Artist Gus Harper frequently travels across the globe. As a muralist who enjoys working with others, it is common for him to collaborate with local artists and indigenous people from each country. In addition to local murals, he also paints canvases and ships them back to Los Angeles. When he returns, a solo exhibition of his work is presented. He toured Nepal in 2015 and 2016.
Gus returned in December 2018 from an eighteen month trip through Indonesia, Malaysia and Thailand. This interview took place in December 2018.
Q: As a Los Angeles based artist, how did you end up painting murals in Asia ?
A: Last year I traveled through SE Asia and spent time in Kuala Lumpur, where I met a cultural affairs officer who took a strong liking to my work. He connected me to officials in Selama, a small rural area in far west Malaysia. They invited me to come and stay and paint murals as long as I wanted.
Q: Was it something you set up before?
A: I communicated with officials just a bit before I arrived, but I really had no idea what I was getting into. I went with an attitude of optimism and a mindset of flexibility.
Q: I’m assuming additional collaborations came about as you met people. Is that correct? If so explain how that happens?
A: After Malaysia, I went to Indonesia and collaborated with an American artist, Hans Haveron, who I had only met once before. We hit it off and we are both very happy with the piece we created together, “Temple.”
Q: I’m assuming travel in general is a big inspiration to you…Tell me about how traveling around the world affects your painting?
A: Indeed, traveling is a big stimulus for my creativity. I lost track of how many paintings and murals I made on this trip. I know I shipped around 20 pieces home.
Q: Wow, that’s a lot, how did you manage to paint that many?
A: A lot of it is just the freedom that comes with travel. I’m highly productive at home as well.
Q: Did you have any stumbling blocks trying to create art on the go?
A: Quite frankly, one of the biggest factors that affects my work is logistics. Where can I get supplies? Where can I find a space to paint? What colors and what quality of paints are available? I tote around my own supplies but inevitably I need to replenish.
Q: How do the residents react to your murals?
A: The cool thing is that once locals see what I am doing, they are very enthusiastic about helping me make more. Also, the conversations that come along with sharing my work in other parts of the world are quite inspiring…..lots of insightful comments and enthusiastic feedback.
Q: Did you connect with certain locals from specific areas more than others?
A: I feel like the people of Malaysia were the most excited about my work…. so generous. All day long they brought me food and drinks while I made murals. Every night was a celebratory dinner. It was so fun that I stayed a week longer than I intended and did extra murals for them.

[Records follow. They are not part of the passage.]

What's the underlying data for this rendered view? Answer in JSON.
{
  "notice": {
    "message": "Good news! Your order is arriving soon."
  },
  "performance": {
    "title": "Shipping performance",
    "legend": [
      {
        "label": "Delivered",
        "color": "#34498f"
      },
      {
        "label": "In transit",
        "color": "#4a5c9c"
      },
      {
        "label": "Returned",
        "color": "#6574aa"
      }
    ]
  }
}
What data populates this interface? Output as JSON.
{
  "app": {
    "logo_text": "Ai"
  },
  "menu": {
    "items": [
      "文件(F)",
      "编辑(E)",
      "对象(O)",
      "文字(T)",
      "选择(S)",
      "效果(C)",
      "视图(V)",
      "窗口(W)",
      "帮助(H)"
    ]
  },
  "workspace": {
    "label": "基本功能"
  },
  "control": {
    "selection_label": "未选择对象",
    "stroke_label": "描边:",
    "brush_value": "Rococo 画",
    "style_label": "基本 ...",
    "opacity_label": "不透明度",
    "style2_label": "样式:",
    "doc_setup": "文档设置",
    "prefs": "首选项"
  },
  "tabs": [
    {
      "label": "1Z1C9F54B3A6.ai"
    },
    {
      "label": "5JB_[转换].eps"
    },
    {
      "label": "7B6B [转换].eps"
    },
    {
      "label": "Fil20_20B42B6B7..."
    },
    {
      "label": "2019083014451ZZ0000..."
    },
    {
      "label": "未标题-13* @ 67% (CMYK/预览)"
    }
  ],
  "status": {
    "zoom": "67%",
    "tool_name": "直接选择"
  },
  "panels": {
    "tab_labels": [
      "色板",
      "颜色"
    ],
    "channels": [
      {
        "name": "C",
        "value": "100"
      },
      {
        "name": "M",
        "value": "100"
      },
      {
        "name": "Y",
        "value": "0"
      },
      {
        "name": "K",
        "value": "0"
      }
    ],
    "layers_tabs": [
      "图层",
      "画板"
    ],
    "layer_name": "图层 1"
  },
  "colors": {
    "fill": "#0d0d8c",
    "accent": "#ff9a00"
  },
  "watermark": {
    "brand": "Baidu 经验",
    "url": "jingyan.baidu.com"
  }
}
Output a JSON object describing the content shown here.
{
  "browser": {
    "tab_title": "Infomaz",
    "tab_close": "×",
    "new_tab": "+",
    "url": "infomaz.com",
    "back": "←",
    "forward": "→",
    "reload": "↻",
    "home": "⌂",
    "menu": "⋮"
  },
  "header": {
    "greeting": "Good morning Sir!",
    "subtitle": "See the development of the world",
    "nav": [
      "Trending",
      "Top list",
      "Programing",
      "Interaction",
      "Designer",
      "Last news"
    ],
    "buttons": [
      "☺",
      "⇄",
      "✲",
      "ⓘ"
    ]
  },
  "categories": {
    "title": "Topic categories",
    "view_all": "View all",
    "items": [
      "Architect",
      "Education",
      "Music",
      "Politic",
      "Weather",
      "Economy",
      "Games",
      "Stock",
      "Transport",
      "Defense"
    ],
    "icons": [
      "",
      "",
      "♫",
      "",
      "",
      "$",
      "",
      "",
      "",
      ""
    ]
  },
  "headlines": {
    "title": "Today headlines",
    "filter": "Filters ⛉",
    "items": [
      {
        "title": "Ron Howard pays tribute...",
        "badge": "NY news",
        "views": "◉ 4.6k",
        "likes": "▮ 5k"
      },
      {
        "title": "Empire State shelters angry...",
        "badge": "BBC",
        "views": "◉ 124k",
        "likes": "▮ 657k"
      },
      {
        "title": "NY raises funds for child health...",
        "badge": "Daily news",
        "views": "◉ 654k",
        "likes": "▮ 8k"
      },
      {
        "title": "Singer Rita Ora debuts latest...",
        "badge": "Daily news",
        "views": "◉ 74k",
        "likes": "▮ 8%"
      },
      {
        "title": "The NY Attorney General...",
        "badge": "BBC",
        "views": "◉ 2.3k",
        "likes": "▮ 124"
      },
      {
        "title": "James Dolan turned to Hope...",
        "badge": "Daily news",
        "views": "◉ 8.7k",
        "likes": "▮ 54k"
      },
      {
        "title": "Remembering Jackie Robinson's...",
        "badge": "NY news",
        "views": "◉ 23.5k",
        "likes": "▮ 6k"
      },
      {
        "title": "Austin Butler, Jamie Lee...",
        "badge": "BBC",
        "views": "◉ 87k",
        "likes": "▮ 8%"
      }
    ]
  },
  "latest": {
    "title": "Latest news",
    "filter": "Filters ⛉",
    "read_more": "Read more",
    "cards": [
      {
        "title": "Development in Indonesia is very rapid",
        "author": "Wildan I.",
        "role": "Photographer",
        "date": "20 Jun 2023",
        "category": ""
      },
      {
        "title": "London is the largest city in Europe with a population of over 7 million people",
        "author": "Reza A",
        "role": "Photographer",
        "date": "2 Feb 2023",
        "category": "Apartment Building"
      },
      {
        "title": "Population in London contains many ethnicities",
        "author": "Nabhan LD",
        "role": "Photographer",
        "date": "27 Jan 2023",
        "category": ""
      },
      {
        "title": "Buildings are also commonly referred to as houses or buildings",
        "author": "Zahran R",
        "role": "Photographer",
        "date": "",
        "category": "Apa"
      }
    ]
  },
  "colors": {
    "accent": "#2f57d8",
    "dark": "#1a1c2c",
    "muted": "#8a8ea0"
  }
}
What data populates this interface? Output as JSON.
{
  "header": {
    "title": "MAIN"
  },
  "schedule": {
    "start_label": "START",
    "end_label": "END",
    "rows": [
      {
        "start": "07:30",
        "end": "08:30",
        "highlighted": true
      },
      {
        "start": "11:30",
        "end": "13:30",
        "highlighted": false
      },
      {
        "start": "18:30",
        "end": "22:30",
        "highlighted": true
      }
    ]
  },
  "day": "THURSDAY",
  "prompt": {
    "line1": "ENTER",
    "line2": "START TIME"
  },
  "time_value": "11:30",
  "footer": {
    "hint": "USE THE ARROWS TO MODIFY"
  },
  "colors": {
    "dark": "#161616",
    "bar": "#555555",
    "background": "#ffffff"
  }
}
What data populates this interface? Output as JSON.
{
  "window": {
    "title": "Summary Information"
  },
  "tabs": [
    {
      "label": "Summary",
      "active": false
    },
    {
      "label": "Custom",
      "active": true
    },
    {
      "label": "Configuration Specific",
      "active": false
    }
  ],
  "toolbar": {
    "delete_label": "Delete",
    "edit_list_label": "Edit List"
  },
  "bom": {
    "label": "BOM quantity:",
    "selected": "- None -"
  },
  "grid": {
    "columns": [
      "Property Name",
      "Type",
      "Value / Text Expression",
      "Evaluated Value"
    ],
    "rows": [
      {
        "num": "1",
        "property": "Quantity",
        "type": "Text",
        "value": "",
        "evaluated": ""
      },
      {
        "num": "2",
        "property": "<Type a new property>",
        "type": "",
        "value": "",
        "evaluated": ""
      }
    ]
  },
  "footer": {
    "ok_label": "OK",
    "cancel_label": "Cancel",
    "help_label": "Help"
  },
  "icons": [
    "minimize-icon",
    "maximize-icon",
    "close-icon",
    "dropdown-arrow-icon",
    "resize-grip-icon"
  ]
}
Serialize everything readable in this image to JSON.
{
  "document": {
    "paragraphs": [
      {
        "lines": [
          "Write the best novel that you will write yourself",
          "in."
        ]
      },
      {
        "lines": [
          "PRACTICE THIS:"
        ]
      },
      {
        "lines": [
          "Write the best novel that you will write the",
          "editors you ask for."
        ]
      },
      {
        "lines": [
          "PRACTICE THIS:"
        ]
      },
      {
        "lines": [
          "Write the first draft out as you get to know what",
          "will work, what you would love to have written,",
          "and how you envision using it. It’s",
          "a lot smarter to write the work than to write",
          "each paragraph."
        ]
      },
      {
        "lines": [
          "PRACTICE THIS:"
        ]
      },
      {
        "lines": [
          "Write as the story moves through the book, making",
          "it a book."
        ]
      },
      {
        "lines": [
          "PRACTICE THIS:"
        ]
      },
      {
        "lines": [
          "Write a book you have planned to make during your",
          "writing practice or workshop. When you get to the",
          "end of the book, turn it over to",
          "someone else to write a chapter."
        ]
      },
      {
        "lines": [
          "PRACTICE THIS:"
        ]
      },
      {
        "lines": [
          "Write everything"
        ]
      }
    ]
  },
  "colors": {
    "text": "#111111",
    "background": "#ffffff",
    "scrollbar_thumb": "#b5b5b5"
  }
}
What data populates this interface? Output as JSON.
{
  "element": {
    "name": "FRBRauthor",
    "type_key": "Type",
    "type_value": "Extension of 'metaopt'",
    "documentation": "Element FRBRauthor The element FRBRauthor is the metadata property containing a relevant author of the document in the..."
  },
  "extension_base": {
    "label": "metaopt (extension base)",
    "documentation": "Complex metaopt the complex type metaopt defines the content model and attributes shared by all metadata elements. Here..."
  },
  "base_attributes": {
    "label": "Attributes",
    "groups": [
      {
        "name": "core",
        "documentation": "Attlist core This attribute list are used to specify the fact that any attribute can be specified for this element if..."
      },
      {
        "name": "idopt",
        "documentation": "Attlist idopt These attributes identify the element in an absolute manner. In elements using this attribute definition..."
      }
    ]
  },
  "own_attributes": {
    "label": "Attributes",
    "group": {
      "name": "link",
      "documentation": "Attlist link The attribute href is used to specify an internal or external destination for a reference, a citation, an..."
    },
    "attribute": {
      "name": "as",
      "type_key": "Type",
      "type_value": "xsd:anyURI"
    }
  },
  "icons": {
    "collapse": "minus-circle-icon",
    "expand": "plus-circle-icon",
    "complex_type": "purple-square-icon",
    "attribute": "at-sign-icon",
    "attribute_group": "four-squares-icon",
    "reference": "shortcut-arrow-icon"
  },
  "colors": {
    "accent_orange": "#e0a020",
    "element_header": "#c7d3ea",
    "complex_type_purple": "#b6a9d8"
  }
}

Q: Do you find you approach a work the same way while you are traveling as you do normally?
A: In Malaysia, there were some cultural rules that limited my freedom regarding subject matter in my murals. Faces and much of my symbolism was not welcome. As a result, I really enjoyed my month in northern Thailand ,where I had complete freedom in my murals there. I made my three best canvases there too. I’ll be showing these in my upcoming Spring show (in Los Angeles)
Q: Was this a different trip for you…artistically?
A: I challenged myself quite a bit artistically on this trip. I worked on letting go of expectations and just observed what came out in the canvas while I worked. This is hugely important while collaborating but also necessary in the development of my own work.
Find out more about the art of Gus Harper on his website – http://gusharperart.com/